### Task to complete:
Every line of the entries with the word "JSON" in it should be shown.

### Information:

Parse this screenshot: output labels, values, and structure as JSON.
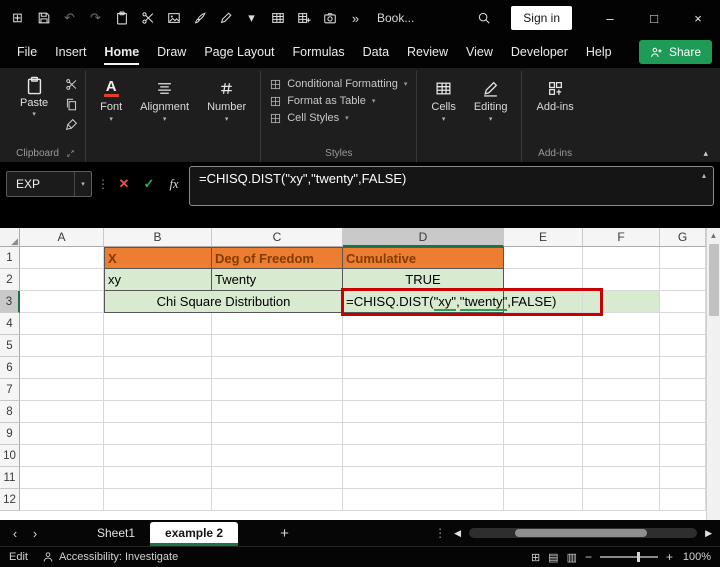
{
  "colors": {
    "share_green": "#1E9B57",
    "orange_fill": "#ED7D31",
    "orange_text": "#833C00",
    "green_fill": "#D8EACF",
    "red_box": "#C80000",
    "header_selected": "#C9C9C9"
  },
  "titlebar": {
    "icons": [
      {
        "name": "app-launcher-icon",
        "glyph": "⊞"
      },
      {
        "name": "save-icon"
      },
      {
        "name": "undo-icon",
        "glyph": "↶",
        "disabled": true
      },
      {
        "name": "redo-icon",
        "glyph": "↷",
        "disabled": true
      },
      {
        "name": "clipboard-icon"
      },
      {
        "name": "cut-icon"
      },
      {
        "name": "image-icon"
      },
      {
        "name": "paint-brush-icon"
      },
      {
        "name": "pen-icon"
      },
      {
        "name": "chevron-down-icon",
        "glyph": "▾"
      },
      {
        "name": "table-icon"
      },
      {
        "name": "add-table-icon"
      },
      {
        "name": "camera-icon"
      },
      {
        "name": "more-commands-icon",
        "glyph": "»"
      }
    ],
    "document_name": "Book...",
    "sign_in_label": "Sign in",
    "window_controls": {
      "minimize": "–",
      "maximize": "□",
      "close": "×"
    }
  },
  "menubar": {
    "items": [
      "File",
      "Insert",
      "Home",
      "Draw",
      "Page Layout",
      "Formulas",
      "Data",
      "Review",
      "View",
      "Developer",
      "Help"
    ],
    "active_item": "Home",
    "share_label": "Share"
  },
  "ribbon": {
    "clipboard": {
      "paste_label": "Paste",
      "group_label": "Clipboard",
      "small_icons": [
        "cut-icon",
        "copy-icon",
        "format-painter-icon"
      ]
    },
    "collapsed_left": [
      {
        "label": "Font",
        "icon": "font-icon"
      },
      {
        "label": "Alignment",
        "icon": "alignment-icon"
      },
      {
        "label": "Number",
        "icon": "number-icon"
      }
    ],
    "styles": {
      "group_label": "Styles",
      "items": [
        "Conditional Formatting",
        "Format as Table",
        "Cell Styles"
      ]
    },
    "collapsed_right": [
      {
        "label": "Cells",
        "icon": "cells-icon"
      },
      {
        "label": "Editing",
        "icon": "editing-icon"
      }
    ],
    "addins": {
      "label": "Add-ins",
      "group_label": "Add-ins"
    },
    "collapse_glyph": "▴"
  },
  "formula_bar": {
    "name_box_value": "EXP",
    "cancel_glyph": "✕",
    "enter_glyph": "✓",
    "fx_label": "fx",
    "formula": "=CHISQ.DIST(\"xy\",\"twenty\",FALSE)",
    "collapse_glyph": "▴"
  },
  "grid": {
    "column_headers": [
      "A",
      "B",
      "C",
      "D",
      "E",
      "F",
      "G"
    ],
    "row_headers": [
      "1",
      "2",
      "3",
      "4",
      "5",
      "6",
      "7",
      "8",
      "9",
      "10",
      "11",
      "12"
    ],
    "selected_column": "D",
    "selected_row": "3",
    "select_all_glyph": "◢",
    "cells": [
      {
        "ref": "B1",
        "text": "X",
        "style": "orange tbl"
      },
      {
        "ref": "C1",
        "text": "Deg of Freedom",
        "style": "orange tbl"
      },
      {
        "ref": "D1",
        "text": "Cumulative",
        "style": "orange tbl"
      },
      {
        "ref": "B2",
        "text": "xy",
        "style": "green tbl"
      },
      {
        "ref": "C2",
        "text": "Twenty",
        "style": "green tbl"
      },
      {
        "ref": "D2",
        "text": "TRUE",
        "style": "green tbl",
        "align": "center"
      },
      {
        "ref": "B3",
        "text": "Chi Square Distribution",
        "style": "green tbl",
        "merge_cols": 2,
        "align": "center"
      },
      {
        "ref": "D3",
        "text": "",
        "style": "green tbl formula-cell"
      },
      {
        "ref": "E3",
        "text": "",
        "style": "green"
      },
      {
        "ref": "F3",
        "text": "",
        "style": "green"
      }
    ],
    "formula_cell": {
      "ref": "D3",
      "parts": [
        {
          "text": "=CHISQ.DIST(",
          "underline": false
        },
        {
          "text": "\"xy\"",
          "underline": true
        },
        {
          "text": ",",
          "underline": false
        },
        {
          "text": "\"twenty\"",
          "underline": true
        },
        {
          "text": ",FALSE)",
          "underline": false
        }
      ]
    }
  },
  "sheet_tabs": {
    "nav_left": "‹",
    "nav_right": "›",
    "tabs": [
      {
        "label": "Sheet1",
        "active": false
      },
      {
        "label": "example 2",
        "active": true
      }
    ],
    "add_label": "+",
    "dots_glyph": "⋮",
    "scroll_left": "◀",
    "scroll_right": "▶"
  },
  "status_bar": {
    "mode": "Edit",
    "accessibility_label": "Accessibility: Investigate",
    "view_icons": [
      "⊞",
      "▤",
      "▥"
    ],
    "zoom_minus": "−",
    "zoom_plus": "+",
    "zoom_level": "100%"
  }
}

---

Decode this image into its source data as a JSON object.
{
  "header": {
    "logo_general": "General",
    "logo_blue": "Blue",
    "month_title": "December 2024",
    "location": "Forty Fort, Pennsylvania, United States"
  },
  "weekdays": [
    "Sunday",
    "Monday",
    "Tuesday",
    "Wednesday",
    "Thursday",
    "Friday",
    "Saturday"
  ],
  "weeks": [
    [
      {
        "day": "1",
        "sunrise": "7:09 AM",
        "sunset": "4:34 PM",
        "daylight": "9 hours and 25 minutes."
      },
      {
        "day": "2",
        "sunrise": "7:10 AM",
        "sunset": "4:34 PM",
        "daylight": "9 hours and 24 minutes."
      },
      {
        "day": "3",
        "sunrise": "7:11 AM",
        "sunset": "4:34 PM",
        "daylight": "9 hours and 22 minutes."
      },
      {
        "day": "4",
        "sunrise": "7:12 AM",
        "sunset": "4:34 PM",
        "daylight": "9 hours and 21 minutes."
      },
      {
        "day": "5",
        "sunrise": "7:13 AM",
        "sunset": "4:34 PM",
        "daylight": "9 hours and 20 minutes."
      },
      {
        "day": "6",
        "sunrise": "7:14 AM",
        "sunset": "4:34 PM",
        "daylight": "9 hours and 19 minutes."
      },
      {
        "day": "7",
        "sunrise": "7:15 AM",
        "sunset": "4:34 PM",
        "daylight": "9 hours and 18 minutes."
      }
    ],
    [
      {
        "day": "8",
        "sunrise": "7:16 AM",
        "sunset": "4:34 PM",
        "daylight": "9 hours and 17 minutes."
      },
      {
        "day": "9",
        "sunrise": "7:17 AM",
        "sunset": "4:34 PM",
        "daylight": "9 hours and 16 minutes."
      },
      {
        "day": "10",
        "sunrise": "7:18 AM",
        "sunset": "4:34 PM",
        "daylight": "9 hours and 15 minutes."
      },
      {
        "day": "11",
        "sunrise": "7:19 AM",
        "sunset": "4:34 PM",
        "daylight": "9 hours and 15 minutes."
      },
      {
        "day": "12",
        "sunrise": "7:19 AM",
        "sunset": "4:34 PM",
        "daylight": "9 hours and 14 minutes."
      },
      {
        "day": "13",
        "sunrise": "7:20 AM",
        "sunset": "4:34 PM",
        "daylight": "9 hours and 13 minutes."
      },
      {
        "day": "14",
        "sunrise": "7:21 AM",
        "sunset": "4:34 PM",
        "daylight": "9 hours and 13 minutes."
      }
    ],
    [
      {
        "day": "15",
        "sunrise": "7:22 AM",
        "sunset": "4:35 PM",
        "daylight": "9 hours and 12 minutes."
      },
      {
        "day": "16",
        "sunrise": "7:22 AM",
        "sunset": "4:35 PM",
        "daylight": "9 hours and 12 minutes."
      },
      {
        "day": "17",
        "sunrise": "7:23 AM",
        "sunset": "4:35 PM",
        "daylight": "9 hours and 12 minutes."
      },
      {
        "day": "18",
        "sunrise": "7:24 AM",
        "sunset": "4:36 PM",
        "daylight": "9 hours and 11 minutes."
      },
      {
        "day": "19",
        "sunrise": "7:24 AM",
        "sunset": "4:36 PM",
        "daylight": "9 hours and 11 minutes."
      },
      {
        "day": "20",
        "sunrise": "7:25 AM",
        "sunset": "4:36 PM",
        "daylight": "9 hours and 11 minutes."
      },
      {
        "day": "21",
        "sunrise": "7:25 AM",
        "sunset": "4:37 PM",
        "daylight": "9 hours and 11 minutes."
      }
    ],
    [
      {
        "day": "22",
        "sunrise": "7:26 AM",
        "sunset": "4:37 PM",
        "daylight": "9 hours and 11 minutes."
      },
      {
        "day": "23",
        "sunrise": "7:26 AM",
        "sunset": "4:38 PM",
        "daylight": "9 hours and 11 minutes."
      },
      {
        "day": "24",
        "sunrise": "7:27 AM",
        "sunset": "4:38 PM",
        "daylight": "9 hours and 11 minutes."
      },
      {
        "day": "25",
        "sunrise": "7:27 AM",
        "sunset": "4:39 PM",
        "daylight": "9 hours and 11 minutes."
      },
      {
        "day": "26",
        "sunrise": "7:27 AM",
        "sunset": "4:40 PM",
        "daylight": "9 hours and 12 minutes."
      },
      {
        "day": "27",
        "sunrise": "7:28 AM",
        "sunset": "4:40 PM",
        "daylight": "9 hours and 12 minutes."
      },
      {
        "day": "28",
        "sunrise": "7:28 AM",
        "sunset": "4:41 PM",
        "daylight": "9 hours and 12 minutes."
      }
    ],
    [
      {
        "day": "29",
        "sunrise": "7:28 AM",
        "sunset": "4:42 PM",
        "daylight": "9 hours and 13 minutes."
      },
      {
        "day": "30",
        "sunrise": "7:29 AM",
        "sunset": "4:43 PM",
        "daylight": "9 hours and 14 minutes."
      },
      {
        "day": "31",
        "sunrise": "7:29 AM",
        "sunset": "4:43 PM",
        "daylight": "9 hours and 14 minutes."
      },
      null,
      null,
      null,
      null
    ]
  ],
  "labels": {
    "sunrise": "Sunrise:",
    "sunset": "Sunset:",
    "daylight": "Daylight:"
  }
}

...

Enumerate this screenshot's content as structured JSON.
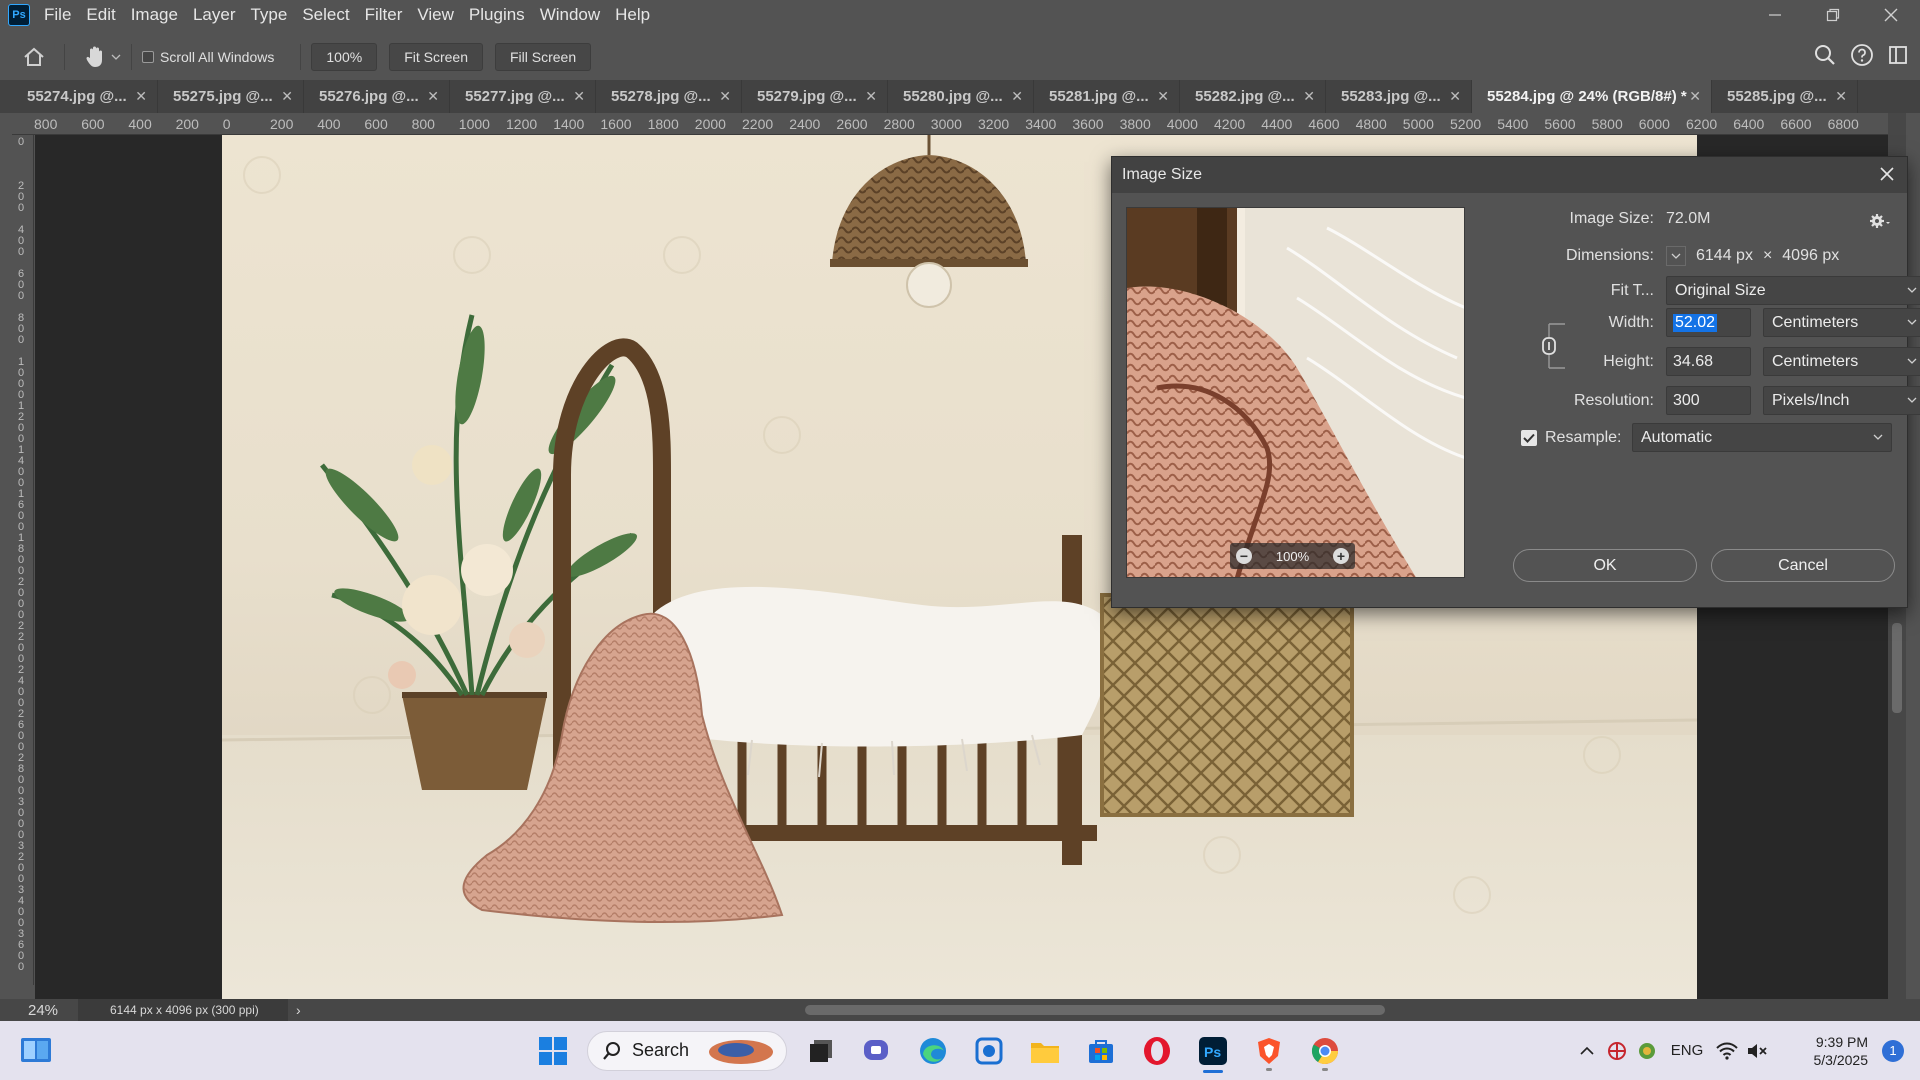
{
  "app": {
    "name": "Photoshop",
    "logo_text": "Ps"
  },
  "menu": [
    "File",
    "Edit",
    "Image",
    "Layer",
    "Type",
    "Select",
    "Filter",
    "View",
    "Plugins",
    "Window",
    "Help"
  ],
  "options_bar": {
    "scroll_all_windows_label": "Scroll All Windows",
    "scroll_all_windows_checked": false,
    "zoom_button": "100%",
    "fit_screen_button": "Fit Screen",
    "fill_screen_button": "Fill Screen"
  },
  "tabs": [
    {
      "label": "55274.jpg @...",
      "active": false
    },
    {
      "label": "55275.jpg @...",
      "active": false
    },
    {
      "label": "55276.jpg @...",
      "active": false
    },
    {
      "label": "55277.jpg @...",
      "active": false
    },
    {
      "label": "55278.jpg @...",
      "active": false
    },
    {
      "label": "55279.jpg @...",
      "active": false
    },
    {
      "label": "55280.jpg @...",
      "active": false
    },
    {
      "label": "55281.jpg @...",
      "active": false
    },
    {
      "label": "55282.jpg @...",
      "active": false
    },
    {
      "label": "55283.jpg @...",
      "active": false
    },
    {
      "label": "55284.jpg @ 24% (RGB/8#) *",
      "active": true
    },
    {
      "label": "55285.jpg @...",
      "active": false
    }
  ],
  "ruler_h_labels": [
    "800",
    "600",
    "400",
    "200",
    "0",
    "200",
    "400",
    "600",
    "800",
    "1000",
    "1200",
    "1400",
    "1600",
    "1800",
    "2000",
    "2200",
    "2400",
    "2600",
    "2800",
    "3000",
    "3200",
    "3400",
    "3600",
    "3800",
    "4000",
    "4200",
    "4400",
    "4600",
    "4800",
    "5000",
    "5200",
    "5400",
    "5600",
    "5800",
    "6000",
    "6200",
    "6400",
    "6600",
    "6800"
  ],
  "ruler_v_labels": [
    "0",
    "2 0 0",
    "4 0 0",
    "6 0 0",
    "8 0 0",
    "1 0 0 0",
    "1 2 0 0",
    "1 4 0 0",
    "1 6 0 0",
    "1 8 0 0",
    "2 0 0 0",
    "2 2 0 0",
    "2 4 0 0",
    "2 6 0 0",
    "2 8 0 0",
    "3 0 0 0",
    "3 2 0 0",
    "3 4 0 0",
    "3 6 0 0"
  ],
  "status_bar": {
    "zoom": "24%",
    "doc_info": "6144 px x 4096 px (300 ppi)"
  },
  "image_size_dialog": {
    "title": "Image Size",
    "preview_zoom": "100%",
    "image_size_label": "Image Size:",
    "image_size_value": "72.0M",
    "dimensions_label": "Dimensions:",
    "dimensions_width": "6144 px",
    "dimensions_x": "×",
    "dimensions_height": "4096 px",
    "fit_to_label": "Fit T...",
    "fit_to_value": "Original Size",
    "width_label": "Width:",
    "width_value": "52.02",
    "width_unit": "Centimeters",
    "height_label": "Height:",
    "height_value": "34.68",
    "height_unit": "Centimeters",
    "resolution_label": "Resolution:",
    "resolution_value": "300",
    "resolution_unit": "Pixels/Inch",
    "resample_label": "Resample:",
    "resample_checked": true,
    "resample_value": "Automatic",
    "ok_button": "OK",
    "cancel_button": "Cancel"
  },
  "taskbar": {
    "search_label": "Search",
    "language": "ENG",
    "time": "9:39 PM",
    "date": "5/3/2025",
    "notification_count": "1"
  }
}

### Solution for this problem:
Parse this screenshot: output labels, values, and structure as JSON.
Decode this image into its source data as a JSON object.
Enumerate this screenshot's content as structured JSON.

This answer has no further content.